Records from a collection

==============================

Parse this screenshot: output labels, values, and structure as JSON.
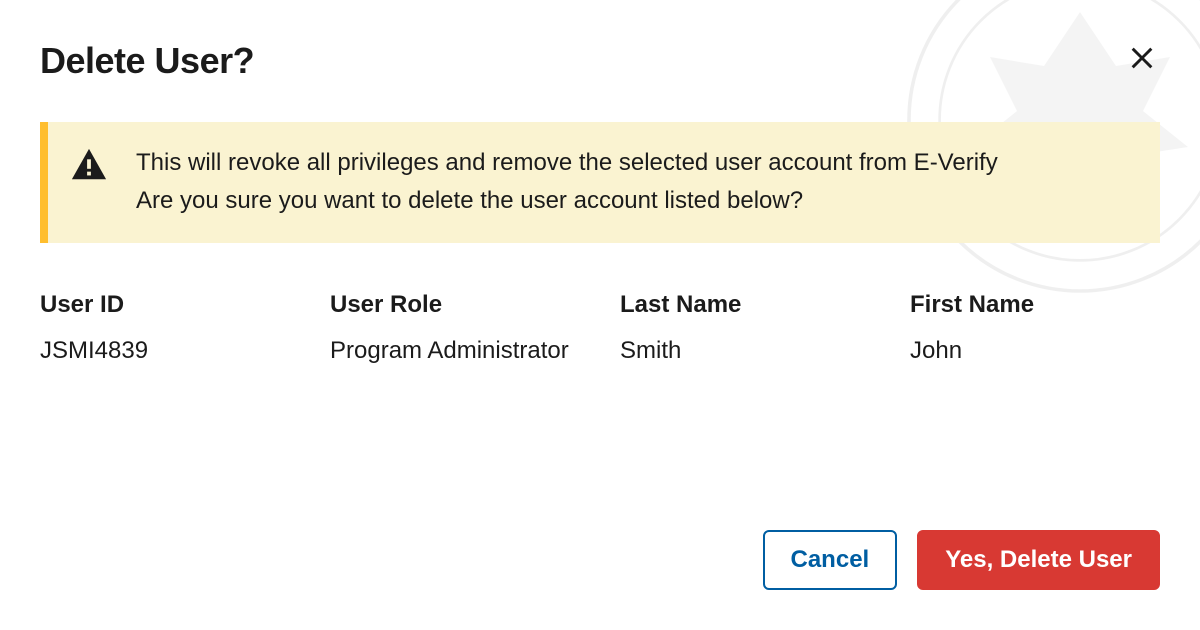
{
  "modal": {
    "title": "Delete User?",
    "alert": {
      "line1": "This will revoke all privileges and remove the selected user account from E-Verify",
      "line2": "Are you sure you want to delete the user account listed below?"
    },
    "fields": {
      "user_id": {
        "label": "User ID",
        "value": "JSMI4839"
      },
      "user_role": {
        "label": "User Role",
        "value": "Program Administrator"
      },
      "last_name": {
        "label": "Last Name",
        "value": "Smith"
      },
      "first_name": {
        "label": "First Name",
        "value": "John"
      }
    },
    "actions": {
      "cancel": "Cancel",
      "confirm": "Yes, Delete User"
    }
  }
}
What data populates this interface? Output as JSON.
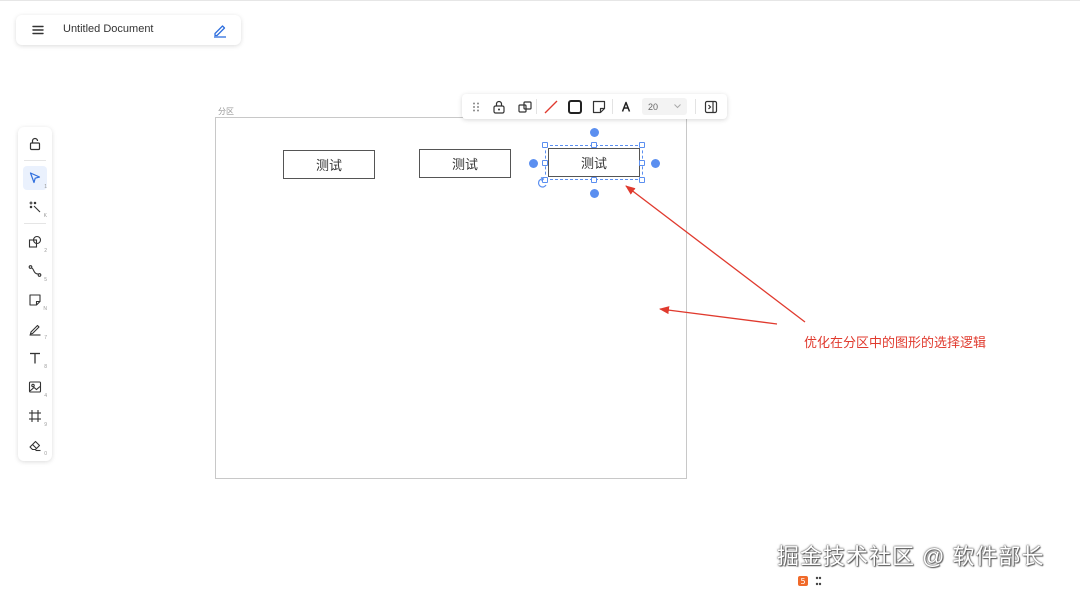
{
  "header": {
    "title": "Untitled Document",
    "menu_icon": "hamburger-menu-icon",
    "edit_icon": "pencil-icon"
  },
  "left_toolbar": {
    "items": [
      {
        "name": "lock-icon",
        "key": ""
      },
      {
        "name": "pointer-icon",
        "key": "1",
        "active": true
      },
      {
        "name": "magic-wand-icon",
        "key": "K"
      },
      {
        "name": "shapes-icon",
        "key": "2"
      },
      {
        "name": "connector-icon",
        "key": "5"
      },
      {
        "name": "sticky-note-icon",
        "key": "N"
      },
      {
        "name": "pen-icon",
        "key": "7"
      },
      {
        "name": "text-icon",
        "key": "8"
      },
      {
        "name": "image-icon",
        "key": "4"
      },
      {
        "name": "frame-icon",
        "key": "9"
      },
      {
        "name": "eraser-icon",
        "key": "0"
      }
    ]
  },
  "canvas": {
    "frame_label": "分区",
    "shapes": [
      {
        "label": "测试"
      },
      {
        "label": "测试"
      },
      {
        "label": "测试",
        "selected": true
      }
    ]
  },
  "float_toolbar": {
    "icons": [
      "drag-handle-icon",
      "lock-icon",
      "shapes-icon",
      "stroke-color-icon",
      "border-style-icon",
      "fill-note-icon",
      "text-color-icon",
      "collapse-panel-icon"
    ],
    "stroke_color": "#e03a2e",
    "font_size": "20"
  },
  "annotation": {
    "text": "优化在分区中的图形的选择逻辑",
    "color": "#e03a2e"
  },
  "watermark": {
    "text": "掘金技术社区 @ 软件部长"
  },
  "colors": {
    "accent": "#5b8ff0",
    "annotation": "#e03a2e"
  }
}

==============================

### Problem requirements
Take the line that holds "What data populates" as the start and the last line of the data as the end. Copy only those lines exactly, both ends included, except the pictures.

### Solution to this problem
What data populates this interface? Output as JSON.
{
  "header": {
    "title": "Untitled Document",
    "menu_icon": "hamburger-menu-icon",
    "edit_icon": "pencil-icon"
  },
  "left_toolbar": {
    "items": [
      {
        "name": "lock-icon",
        "key": ""
      },
      {
        "name": "pointer-icon",
        "key": "1",
        "active": true
      },
      {
        "name": "magic-wand-icon",
        "key": "K"
      },
      {
        "name": "shapes-icon",
        "key": "2"
      },
      {
        "name": "connector-icon",
        "key": "5"
      },
      {
        "name": "sticky-note-icon",
        "key": "N"
      },
      {
        "name": "pen-icon",
        "key": "7"
      },
      {
        "name": "text-icon",
        "key": "8"
      },
      {
        "name": "image-icon",
        "key": "4"
      },
      {
        "name": "frame-icon",
        "key": "9"
      },
      {
        "name": "eraser-icon",
        "key": "0"
      }
    ]
  },
  "canvas": {
    "frame_label": "分区",
    "shapes": [
      {
        "label": "测试"
      },
      {
        "label": "测试"
      },
      {
        "label": "测试",
        "selected": true
      }
    ]
  },
  "float_toolbar": {
    "icons": [
      "drag-handle-icon",
      "lock-icon",
      "shapes-icon",
      "stroke-color-icon",
      "border-style-icon",
      "fill-note-icon",
      "text-color-icon",
      "collapse-panel-icon"
    ],
    "stroke_color": "#e03a2e",
    "font_size": "20"
  },
  "annotation": {
    "text": "优化在分区中的图形的选择逻辑",
    "color": "#e03a2e"
  },
  "watermark": {
    "text": "掘金技术社区 @ 软件部长"
  },
  "colors": {
    "accent": "#5b8ff0",
    "annotation": "#e03a2e"
  }
}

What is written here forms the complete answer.